People living in the countryside have been sharing their experiences of rural life.
MARCUS CONRAD, 36, CARRICK, TRURO
I recently retrained as a teacher and will start my first job at a primary school in Kerrier, Cornwall in September.
I currently live with my parents in Carrick, where I'm registered on an affordable housing association scheme. I've been registered for four years.
It would take about an hour to get to work from where I live at the moment. The price of fuel at the moment would mean it would cost a lot for me to drive in to work every day. That would be expensive for me and bad for the environment.
All of the housing around here is out of my price range. A lot of people, some from London, seem to be buying second homes which has pushed the price up.
There are fewer jobs in rural areas, whereas in a city there are about 30 schools to choose from. In Cornwall the schools are more spread out.
Most people I know are multi-skilled. They have a couple of jobs - someone might lecture and do freelance work, for example. It's harder to survive.
LINDA BREMNER, AYLMERTON, NORFOLK
I work part-time in a local supermarket. I'm 60-years-old but have to work part-time just to pay the bills. I work 28 hours a week. I can't afford to retire completely yet. My partner, who is the same age, works between 16 and 20 hours a week.
I still have to work, otherwise I couldn't afford to live.
All the jobs in the area are minimum wage. If you went to the nearest city, Norwich, you'd get more, but it would take time to get there as it's about 20 miles away. And it costs to get there - you have to drive because there are no bus services here.
You need to have a car because otherwise you wouldn't go anywhere. My partner and I both need a car to get to work.
I have lived here for seven years. I'll probably have to work until I'm 65, and then maybe we will sell our house and go somewhere smaller.
It's lovely here - it's safe and there is a low crime rate. But you pay for these benefits.
CLIFF BLAKEN, 70, CHEPSTOW
My wife and I live in a three-bedroom house which I've lived in since 1961.
We're finding it more and more difficult to pay the bills. However, each month our bills are paid and we aren't going into debt.
We keep the cost down by doing little things, like closing the doors and shutting the heating down wherever possible.
I have been declared epileptic, so I've had to give up driving which has been a blessing in disguise because we couldn't have afforded the cost of fuel as it stands at the moment.

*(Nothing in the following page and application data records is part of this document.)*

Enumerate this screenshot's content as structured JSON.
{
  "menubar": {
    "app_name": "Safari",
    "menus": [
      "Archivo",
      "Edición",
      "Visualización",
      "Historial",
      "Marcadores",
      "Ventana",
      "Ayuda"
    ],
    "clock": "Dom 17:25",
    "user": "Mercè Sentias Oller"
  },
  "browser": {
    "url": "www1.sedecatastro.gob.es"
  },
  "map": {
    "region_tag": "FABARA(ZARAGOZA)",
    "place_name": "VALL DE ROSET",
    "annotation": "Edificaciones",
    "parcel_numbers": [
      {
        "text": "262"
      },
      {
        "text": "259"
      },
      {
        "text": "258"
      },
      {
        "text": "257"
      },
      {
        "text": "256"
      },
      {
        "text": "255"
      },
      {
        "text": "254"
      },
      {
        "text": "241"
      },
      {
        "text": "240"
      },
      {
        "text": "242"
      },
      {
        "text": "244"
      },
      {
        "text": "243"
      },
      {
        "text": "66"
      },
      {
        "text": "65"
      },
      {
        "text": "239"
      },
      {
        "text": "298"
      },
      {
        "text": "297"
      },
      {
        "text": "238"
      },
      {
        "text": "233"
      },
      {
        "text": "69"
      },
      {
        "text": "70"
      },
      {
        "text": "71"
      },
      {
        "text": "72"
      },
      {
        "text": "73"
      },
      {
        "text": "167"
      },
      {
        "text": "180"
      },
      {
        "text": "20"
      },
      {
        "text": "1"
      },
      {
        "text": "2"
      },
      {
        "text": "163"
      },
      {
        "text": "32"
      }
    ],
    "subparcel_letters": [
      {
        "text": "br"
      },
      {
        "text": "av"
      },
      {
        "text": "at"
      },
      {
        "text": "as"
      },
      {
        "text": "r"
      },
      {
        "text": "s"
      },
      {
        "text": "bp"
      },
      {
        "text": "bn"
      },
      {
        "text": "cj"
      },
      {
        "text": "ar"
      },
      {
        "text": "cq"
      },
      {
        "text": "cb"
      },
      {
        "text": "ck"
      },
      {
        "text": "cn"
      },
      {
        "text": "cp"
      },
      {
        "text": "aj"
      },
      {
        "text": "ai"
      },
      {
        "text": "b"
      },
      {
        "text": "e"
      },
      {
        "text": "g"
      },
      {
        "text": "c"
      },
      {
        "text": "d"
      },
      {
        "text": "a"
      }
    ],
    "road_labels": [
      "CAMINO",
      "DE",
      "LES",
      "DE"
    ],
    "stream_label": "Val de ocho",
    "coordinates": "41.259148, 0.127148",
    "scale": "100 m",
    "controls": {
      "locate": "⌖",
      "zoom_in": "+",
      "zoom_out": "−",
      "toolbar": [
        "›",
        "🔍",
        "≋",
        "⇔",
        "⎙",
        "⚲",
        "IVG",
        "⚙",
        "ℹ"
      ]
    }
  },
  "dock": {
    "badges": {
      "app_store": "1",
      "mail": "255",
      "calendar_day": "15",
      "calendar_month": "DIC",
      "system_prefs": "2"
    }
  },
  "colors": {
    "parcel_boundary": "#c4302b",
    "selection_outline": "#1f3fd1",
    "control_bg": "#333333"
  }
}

We'd like to live in a bungalow, but we couldn't afford to go anywhere. All the bungalows around here are too expensive.
I bought my house for £2,000 and it has been valued at about £175,000, but once you include the arrangement fees and legal costs we couldn't afford to buy another place.